Psychologist David Rosenhan was interested in that question. He wanted to know how accurate diagnoses of mental disorders were in psychiatric institutions. So, in the early 1970s, he set up a famous experiment to see how accurate psychiatrists were at diagnosing patients. What he found was shocking and went far beyond the diagnosis. Rosenhan and seven other people checked themselves into psychiatric hospitals by claiming to hear voices. That is, they were claiming to be suffering from auditory hallucinations. They did not display any other symptoms of mental illness.
All eight pseudopatients, or pretend patients, were diagnosed with a serious mental illness. Seven of them were diagnosed with schizophrenia, a psychotic disorder that comes with many symptoms including hallucinations.
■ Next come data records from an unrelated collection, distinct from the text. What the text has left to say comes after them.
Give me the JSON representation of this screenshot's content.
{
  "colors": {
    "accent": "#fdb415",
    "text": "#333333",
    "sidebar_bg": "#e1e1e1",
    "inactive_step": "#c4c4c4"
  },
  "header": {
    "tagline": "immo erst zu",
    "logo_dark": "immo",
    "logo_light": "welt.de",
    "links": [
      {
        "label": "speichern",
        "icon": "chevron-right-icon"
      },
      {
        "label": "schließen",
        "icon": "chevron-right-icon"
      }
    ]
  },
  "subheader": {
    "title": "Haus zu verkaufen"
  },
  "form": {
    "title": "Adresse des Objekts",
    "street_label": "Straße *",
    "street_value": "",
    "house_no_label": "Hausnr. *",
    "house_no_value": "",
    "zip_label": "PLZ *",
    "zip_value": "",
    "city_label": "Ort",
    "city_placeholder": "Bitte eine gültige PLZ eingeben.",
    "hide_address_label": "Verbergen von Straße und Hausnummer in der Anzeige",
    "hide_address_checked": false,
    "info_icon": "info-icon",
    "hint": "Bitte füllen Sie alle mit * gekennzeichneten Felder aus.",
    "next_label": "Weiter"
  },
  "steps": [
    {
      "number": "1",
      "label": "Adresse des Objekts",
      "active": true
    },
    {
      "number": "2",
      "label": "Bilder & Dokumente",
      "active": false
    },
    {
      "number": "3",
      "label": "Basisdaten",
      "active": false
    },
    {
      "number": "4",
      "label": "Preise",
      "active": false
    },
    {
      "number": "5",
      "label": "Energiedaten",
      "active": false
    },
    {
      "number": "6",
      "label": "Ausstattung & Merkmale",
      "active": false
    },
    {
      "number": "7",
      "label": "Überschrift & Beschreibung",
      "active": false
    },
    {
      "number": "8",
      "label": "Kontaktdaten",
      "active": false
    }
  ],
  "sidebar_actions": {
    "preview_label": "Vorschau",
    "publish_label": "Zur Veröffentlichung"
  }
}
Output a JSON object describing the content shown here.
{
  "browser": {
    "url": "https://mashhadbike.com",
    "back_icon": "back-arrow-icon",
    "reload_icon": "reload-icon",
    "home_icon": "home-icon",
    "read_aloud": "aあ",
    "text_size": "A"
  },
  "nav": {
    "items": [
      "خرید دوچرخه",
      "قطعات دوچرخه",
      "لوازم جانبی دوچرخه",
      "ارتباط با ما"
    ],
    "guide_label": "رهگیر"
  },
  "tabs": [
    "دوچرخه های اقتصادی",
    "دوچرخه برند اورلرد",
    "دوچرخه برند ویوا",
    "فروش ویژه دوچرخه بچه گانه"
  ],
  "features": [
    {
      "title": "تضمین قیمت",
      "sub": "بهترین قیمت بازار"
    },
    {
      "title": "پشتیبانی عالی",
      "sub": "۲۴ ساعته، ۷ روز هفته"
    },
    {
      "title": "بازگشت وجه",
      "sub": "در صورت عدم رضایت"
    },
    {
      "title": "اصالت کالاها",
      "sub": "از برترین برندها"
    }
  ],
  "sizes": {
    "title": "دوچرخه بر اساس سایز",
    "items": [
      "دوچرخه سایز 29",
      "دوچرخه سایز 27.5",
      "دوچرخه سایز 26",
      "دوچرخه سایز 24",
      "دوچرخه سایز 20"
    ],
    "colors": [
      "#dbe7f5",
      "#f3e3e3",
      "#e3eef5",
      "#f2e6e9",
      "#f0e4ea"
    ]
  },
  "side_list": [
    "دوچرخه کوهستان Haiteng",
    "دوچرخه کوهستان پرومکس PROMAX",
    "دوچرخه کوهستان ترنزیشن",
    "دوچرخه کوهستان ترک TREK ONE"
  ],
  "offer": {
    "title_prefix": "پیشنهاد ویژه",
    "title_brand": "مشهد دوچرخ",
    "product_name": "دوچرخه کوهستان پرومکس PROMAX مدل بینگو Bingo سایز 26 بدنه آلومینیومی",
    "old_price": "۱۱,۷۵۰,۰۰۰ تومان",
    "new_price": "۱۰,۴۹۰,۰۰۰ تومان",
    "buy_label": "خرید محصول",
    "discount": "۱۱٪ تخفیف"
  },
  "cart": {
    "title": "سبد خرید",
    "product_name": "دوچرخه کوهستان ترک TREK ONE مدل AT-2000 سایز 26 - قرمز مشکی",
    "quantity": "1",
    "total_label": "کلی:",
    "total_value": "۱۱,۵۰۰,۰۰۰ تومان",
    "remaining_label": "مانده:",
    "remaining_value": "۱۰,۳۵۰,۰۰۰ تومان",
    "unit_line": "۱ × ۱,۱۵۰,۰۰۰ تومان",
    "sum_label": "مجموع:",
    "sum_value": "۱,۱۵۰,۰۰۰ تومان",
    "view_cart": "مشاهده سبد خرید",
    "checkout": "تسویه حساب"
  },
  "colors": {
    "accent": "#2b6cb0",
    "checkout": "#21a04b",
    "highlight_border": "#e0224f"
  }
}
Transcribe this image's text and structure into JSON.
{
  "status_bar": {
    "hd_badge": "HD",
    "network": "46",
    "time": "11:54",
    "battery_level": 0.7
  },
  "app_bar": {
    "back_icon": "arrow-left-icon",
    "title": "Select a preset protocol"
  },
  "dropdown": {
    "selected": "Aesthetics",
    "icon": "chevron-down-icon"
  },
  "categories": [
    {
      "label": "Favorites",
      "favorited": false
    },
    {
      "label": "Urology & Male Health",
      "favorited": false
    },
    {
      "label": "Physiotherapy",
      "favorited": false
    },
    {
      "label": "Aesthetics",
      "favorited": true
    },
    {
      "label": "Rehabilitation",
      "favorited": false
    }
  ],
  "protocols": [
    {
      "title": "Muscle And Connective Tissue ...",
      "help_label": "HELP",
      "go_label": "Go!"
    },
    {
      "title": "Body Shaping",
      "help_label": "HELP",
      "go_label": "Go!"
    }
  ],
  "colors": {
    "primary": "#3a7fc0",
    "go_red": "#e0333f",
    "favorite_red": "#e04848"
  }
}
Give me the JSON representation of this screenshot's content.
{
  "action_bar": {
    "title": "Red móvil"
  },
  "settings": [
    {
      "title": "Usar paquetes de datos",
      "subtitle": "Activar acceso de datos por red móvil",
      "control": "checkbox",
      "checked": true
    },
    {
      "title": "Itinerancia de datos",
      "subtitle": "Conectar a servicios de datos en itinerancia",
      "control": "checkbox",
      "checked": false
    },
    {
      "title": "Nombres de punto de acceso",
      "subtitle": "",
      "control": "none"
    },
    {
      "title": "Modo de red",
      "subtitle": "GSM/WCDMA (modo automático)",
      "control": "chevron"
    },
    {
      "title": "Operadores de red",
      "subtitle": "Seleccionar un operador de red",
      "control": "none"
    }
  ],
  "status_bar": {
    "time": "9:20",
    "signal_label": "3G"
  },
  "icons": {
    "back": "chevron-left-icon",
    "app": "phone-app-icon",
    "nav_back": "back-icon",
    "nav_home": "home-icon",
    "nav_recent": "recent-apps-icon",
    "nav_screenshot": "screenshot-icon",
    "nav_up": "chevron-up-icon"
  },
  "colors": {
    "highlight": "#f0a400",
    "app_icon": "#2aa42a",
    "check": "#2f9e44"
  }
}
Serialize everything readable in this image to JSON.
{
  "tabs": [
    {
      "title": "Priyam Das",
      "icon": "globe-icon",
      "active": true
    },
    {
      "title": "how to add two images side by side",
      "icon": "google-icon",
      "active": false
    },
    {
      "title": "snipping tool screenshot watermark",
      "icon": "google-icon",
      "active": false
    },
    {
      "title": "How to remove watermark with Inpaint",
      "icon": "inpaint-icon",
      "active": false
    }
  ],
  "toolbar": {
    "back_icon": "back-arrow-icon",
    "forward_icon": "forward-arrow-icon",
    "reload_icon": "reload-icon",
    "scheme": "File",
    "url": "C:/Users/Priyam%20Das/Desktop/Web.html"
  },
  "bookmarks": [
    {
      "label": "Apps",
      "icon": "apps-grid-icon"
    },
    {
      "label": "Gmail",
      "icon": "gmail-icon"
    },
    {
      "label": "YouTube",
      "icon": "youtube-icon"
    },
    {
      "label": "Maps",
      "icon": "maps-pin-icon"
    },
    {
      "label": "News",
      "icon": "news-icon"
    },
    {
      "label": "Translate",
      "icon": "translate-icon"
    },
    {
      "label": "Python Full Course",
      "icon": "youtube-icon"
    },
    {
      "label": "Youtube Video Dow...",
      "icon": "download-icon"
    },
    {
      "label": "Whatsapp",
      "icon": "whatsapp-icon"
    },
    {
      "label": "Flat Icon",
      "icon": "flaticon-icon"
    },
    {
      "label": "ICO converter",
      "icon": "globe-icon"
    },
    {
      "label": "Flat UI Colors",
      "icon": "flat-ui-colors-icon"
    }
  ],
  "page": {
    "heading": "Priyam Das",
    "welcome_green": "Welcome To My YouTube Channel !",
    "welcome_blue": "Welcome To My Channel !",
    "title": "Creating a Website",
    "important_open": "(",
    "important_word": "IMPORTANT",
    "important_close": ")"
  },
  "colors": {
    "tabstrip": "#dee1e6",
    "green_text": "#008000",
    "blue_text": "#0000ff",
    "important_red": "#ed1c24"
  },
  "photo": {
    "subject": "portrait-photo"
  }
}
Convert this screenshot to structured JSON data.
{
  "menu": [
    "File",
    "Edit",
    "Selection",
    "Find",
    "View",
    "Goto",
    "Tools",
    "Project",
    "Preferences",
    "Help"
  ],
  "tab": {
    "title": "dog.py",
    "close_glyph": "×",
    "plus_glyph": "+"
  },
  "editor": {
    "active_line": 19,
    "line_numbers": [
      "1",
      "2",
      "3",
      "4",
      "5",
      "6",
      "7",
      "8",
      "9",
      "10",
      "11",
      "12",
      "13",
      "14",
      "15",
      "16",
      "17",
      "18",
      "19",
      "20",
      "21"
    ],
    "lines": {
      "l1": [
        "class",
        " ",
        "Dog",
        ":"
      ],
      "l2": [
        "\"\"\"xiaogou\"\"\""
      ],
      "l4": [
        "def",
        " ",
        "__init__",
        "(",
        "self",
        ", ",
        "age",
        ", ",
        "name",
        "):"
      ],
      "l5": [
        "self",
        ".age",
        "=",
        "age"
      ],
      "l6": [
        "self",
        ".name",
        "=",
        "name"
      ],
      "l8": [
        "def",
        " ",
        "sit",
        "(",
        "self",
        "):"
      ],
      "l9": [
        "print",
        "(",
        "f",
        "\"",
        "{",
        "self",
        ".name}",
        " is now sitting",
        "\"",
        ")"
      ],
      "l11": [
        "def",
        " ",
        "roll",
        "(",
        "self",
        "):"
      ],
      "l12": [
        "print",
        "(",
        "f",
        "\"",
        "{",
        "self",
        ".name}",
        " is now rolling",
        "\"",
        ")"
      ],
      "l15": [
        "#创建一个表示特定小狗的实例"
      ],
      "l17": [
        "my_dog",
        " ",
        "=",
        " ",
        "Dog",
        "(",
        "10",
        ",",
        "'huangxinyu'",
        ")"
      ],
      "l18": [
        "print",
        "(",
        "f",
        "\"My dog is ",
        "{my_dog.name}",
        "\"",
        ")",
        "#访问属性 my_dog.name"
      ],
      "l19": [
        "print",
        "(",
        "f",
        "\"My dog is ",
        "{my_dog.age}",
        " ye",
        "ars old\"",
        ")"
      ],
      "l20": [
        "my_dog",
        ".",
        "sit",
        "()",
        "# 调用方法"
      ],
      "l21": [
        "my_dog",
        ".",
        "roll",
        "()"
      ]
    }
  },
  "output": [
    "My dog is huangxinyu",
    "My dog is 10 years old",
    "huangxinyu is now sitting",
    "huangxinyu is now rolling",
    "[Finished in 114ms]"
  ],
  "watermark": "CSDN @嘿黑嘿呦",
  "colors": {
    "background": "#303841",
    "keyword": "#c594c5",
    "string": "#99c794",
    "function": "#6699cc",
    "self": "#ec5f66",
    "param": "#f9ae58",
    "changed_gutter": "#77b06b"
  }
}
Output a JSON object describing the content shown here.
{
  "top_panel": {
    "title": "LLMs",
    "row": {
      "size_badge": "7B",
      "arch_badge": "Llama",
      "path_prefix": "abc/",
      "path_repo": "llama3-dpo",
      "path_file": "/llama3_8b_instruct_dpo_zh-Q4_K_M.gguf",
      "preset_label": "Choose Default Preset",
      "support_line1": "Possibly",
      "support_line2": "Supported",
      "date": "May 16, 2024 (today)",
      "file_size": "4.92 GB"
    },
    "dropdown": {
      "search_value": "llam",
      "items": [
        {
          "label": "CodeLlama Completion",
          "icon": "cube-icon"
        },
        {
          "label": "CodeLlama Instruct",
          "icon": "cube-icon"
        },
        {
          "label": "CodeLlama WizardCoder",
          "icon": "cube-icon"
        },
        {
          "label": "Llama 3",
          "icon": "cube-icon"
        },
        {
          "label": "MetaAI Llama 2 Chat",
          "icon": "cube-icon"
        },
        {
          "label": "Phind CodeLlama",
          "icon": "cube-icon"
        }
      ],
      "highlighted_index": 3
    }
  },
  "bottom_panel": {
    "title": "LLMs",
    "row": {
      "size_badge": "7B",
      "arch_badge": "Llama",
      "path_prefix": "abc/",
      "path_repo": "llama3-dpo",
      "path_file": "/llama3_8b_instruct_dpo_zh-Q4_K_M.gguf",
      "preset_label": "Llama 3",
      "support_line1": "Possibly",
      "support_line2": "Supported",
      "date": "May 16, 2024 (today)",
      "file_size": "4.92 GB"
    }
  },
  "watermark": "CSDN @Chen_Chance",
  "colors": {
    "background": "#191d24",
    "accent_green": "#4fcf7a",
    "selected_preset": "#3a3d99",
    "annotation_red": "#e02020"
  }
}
The eighth pseudopatient was diagnosed with manic-depressive psychosis, another mental illness that includes many different symptoms. Both schizophrenia and manic-depressive psychosis are treated with heavy drugs and extended stays in mental institutions.
After being admitted to the hospital, the pseudopatients acted completely normally. They told the doctors and nurses that they were not hearing voices anymore. Still, none of the nurses and doctors recognized that the pseudopatients were actually sane. Ironically, about a quarter of the actual patients said that the pseudopatients were not mentally ill and several of them accused the pseudopatients of being journalists doing an undercover story.
Rosenhan had told his participants that they had to be released on their own. It took an average of 19 days for the participants to be released by the doctors, though one patient was held for 52 days! And, when they were released, the pseudopatients were given a diagnosis of schizophrenia in remission, meaning that the doctors still didn't recognize that they were not mentally ill.
For Rosenhan, this experiment raised serious questions about the reliability of psychological diagnoses. The patients were admitted to many different hospitals in different parts of the United States, so it couldn't be blamed on just one bad hospital staff. And, despite the fact that auditory hallucinations can be caused by relatively minor physical or psychological issues, every participant was given a serious diagnosis.
Finally, the fact that the pseudopatients were said to be 'in remission' when they were released highlighted that psychological diagnosis is often seen as a lifetime sentence, not a short-term issue. The stigma associated with mental illness can then follow a person around for life.
Though much has changed since the Rosenhan experiment was done, many of the issues are still problems today. Because there is a social stigma around mental illness, patients given mental health labels can feel the weight of those labels following them around. And, there are still issues surrounding the reliability of psychological diagnosis, since many psychological diagnoses rely on subjective judgments made by psychologists.
Abnormal psychology is the study of abnormal thoughts, behaviors, and feelings. Society and culture can play a role in whether a behavior is considered abnormal. David Rosenhan conducted an experiment to highlight the issues with psychological diagnoses and labeling. In his experiment, eight healthy adults were admitted into mental institutions and labeled with serious psychological issues despite a lack of evidence for the diagnosis.
Once you've finished with this lesson, you will have the ability to:
- Define abnormal psychology
- Discuss how social roles and societal labels relate to mental illness
- Summarize the research performed by David Rosenhan related to psychological diagnoses and explain the concerns it raised on this issue